• _Given information_

:::::

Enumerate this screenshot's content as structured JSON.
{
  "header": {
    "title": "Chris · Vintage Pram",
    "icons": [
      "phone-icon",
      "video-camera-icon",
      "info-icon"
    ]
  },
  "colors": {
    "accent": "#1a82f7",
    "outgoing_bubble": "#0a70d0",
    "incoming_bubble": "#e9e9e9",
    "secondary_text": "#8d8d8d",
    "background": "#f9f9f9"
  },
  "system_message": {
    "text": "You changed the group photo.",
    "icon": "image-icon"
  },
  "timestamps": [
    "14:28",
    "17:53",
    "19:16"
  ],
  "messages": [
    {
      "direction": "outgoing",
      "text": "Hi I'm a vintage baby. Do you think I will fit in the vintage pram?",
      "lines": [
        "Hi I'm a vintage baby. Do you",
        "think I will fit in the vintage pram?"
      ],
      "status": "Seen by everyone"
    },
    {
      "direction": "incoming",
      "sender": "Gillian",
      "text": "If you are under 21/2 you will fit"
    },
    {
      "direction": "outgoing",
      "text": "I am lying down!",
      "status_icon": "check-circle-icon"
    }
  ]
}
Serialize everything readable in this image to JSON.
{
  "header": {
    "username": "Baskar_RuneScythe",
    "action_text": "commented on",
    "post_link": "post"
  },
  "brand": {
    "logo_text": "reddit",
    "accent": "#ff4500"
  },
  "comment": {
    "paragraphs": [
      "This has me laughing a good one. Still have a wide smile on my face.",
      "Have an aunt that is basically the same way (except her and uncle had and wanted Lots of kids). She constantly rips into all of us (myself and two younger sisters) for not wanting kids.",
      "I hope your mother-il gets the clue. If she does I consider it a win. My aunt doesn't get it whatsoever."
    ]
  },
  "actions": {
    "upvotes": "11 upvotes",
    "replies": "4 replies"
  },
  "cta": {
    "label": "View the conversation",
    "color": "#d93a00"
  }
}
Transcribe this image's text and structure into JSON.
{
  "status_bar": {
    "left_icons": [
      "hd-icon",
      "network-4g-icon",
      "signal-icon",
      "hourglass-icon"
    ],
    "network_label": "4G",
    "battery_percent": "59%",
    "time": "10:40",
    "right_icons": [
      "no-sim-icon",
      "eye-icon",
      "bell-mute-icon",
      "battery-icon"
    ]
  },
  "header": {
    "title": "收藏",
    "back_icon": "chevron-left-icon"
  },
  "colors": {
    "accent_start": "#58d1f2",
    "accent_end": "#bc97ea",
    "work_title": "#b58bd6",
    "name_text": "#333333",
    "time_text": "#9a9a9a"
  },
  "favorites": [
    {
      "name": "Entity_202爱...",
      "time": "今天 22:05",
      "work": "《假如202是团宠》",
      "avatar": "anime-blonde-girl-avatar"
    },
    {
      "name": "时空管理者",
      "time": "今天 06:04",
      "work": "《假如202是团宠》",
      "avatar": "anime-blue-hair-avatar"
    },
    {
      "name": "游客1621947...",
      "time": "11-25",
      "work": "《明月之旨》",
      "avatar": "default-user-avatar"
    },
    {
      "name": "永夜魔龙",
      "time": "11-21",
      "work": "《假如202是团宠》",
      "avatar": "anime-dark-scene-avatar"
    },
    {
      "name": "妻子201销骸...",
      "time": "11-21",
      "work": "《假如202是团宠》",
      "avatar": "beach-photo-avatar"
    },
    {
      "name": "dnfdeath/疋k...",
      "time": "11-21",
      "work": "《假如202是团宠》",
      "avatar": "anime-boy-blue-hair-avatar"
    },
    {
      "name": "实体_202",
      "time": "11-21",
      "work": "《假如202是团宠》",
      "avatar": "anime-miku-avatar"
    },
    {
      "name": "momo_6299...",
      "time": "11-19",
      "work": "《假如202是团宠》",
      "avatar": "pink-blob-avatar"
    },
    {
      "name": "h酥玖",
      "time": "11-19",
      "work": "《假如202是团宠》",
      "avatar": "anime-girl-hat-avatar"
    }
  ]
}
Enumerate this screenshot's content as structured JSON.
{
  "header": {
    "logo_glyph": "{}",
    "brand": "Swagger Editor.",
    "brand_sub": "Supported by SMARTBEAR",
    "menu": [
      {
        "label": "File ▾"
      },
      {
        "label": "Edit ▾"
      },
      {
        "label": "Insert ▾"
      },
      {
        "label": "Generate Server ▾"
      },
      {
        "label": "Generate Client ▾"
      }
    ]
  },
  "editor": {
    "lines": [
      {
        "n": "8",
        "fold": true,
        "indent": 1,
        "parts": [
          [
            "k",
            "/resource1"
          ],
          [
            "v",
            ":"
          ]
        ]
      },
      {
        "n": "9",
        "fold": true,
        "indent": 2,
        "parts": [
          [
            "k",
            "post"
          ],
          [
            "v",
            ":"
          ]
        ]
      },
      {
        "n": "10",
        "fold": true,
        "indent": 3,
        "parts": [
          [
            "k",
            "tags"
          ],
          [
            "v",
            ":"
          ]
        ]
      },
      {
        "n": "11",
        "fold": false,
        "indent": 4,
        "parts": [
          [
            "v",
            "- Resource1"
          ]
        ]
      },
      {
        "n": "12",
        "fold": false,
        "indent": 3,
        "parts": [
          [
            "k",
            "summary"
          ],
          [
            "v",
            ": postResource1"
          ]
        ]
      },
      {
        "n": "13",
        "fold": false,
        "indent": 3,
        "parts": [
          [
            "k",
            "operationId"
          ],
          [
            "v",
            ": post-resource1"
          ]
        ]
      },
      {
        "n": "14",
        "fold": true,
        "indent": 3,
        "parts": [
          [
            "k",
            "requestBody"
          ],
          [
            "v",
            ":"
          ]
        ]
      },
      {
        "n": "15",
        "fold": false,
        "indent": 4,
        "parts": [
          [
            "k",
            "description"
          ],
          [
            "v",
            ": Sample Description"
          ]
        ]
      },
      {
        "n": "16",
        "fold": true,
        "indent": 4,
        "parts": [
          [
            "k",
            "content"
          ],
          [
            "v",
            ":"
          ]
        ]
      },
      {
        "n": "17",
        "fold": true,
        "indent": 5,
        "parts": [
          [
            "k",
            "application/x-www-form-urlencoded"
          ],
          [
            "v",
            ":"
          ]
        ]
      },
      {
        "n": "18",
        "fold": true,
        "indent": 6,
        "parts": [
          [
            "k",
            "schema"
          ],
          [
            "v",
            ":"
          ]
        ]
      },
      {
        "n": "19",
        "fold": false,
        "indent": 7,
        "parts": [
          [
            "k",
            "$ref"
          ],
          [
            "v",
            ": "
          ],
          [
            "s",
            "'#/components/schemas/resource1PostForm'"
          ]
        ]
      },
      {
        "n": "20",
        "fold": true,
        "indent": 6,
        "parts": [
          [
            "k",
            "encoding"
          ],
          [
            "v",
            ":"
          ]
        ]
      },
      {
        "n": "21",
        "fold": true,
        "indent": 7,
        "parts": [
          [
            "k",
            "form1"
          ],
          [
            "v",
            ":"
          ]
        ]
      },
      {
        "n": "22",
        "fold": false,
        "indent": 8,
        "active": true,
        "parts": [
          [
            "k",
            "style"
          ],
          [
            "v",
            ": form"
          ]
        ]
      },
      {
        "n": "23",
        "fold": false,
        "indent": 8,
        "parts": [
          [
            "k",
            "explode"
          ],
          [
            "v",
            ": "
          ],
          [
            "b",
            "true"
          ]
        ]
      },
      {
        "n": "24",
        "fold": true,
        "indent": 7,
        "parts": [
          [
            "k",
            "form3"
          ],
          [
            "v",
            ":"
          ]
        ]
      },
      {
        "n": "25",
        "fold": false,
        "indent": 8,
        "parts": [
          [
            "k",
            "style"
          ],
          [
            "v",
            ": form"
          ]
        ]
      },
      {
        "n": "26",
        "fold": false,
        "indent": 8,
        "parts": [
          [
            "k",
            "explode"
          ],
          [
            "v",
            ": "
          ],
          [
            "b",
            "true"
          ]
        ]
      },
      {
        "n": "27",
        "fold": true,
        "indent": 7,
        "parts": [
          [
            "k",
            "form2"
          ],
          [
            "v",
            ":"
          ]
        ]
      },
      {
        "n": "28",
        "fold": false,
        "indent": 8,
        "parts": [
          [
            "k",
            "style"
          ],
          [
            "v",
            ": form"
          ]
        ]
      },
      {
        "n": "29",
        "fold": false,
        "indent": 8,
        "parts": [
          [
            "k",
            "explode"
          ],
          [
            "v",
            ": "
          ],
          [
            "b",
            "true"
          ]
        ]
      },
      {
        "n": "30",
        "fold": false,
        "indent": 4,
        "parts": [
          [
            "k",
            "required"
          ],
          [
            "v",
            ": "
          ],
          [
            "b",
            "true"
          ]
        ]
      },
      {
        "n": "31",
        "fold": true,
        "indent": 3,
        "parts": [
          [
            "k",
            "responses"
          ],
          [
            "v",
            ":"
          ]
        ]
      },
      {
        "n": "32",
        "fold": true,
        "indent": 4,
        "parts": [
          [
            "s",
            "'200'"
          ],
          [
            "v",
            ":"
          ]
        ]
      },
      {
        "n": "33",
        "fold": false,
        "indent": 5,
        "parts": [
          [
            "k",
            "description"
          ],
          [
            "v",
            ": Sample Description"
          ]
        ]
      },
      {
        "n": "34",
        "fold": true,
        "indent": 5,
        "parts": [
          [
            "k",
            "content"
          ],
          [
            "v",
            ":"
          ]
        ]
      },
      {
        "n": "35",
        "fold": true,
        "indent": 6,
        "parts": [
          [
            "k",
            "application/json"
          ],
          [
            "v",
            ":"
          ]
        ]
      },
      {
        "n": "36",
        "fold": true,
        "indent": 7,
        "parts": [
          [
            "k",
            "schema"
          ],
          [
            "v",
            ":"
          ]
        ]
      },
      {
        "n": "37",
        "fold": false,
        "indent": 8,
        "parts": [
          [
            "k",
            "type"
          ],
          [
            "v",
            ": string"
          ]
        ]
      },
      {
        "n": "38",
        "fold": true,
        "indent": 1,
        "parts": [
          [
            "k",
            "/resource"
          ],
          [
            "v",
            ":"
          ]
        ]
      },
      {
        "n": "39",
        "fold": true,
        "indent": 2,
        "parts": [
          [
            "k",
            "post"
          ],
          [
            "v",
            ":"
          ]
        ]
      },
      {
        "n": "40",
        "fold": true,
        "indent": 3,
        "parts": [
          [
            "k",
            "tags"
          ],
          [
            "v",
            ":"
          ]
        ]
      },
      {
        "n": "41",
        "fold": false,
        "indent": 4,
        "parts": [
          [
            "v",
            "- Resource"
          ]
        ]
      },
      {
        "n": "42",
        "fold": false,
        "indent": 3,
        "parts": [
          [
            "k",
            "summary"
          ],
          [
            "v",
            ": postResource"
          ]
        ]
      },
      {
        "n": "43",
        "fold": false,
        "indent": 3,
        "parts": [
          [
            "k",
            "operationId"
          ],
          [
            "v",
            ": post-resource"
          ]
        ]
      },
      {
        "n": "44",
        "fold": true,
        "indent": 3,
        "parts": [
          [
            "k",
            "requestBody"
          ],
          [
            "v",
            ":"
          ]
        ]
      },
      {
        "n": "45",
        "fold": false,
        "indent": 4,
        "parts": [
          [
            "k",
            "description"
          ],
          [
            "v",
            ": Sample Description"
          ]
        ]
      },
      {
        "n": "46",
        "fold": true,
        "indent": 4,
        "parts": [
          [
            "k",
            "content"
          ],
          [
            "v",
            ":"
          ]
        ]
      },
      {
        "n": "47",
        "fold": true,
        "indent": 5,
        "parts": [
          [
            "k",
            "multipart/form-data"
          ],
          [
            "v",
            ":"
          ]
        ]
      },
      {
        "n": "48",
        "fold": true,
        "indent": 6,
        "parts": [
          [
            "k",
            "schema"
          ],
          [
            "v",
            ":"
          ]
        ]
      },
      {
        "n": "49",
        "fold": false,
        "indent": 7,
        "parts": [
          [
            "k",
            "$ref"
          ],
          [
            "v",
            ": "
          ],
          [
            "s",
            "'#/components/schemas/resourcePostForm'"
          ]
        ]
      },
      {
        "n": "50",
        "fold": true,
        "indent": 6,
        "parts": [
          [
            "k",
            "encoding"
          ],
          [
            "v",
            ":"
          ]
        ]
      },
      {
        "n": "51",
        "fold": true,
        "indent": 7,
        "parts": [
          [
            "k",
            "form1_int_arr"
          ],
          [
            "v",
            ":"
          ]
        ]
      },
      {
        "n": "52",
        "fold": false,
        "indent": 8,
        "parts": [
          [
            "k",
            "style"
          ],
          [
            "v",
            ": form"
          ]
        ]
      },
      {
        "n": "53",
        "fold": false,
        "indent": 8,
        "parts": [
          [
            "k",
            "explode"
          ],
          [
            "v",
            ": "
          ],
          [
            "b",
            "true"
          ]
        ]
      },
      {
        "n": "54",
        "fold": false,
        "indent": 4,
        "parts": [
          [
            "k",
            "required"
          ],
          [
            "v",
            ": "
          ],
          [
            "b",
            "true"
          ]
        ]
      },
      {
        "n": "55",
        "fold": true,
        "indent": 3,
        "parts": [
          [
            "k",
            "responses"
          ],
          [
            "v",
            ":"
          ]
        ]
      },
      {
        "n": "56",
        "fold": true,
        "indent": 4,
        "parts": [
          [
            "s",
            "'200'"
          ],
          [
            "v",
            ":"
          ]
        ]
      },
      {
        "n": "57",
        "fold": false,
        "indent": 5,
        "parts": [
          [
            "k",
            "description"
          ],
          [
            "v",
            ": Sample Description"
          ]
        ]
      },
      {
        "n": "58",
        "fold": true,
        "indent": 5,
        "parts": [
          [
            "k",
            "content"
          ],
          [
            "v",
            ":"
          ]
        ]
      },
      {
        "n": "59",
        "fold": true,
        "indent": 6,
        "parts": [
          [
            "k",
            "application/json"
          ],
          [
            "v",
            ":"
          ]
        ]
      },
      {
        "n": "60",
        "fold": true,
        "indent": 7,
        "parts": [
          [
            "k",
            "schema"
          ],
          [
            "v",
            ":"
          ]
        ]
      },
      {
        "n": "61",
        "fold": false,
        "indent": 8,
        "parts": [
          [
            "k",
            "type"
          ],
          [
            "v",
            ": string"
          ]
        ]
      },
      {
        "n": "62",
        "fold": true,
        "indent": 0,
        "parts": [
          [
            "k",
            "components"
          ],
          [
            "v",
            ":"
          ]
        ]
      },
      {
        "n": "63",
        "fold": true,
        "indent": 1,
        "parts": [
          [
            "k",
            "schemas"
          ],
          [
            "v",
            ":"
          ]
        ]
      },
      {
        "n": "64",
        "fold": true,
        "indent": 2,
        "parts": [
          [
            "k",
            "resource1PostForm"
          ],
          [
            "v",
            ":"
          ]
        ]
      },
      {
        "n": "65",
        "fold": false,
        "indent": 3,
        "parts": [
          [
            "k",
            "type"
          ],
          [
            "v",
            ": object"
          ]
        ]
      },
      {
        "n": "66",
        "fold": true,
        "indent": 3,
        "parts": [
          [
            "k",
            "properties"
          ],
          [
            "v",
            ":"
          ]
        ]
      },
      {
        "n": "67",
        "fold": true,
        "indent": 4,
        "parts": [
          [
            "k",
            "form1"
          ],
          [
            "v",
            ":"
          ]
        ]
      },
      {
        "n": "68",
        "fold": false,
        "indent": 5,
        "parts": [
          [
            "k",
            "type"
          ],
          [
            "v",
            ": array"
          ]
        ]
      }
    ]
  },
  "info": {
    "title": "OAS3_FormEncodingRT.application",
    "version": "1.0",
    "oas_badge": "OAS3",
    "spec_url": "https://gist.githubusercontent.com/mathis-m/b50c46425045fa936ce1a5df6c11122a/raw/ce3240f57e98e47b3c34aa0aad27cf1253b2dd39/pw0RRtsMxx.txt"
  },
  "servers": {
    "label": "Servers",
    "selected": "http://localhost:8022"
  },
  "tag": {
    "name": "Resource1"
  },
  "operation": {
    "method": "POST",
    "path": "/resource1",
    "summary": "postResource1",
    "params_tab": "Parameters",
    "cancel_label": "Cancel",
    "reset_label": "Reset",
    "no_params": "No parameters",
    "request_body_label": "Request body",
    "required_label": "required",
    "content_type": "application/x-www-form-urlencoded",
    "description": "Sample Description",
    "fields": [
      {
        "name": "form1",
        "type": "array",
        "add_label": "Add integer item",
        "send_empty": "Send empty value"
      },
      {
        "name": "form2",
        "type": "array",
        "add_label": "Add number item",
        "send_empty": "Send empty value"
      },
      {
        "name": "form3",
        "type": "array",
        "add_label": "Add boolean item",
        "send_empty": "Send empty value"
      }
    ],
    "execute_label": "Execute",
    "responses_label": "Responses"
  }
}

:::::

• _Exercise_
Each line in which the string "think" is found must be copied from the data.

• _Written solution_
      "text": "Hi I'm a vintage baby. Do you think I will fit in the vintage pram?",
        "think I will fit in the vintage pram?"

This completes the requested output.